- **WORK ORDER**:
Without the images, set down each entry exactly.

** PROVIDED INFORMATION follows **

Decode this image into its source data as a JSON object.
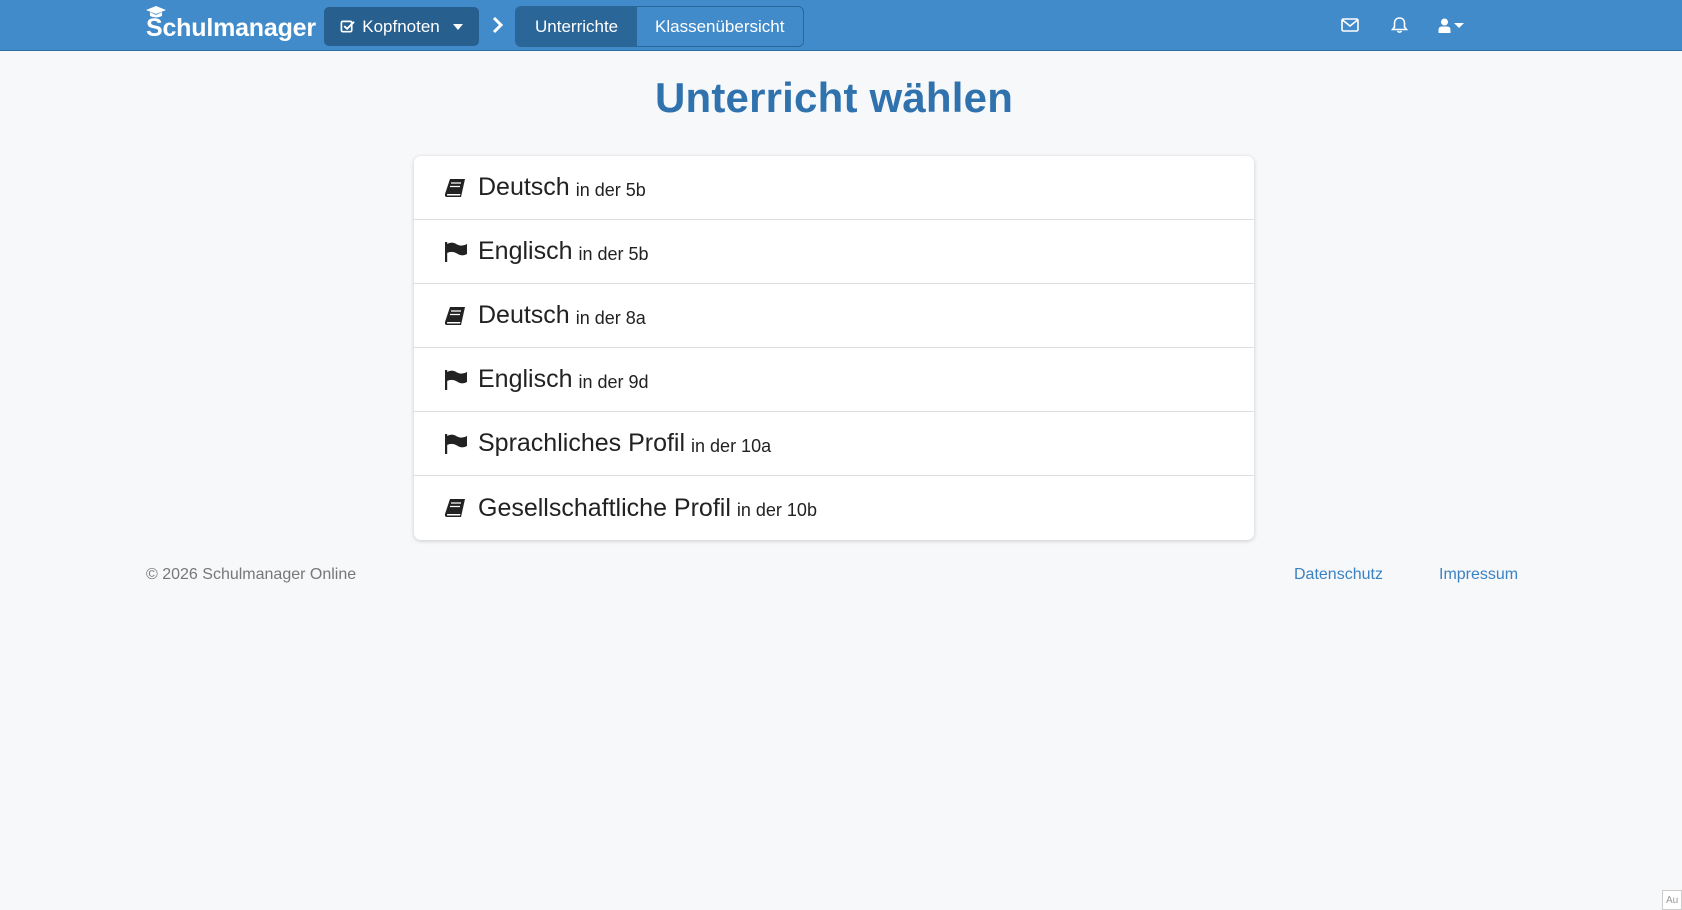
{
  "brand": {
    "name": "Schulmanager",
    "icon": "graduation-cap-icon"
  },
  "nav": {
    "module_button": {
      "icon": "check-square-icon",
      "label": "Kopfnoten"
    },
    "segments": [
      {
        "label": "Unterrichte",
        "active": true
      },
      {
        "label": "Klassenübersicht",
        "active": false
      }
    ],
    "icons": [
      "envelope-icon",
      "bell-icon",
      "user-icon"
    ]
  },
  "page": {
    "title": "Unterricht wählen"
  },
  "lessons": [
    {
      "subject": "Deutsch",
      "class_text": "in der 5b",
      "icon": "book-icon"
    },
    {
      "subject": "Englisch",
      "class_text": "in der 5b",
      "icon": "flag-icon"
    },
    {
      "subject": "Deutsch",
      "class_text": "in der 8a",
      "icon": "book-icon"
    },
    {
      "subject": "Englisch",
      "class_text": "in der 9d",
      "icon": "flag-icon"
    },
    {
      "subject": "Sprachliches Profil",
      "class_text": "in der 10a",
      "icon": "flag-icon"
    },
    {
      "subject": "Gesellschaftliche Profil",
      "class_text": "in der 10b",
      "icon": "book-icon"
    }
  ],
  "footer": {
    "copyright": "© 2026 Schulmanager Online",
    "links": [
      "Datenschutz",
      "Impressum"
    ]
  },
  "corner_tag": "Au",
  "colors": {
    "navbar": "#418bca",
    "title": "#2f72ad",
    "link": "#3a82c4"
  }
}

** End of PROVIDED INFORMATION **

- **SOLUTION FOR THIS PROBLEM**:
Decode this image into its source data as a JSON object.
{
  "brand": {
    "name": "Schulmanager",
    "icon": "graduation-cap-icon"
  },
  "nav": {
    "module_button": {
      "icon": "check-square-icon",
      "label": "Kopfnoten"
    },
    "segments": [
      {
        "label": "Unterrichte",
        "active": true
      },
      {
        "label": "Klassenübersicht",
        "active": false
      }
    ],
    "icons": [
      "envelope-icon",
      "bell-icon",
      "user-icon"
    ]
  },
  "page": {
    "title": "Unterricht wählen"
  },
  "lessons": [
    {
      "subject": "Deutsch",
      "class_text": "in der 5b",
      "icon": "book-icon"
    },
    {
      "subject": "Englisch",
      "class_text": "in der 5b",
      "icon": "flag-icon"
    },
    {
      "subject": "Deutsch",
      "class_text": "in der 8a",
      "icon": "book-icon"
    },
    {
      "subject": "Englisch",
      "class_text": "in der 9d",
      "icon": "flag-icon"
    },
    {
      "subject": "Sprachliches Profil",
      "class_text": "in der 10a",
      "icon": "flag-icon"
    },
    {
      "subject": "Gesellschaftliche Profil",
      "class_text": "in der 10b",
      "icon": "book-icon"
    }
  ],
  "footer": {
    "copyright": "© 2026 Schulmanager Online",
    "links": [
      "Datenschutz",
      "Impressum"
    ]
  },
  "corner_tag": "Au",
  "colors": {
    "navbar": "#418bca",
    "title": "#2f72ad",
    "link": "#3a82c4"
  }
}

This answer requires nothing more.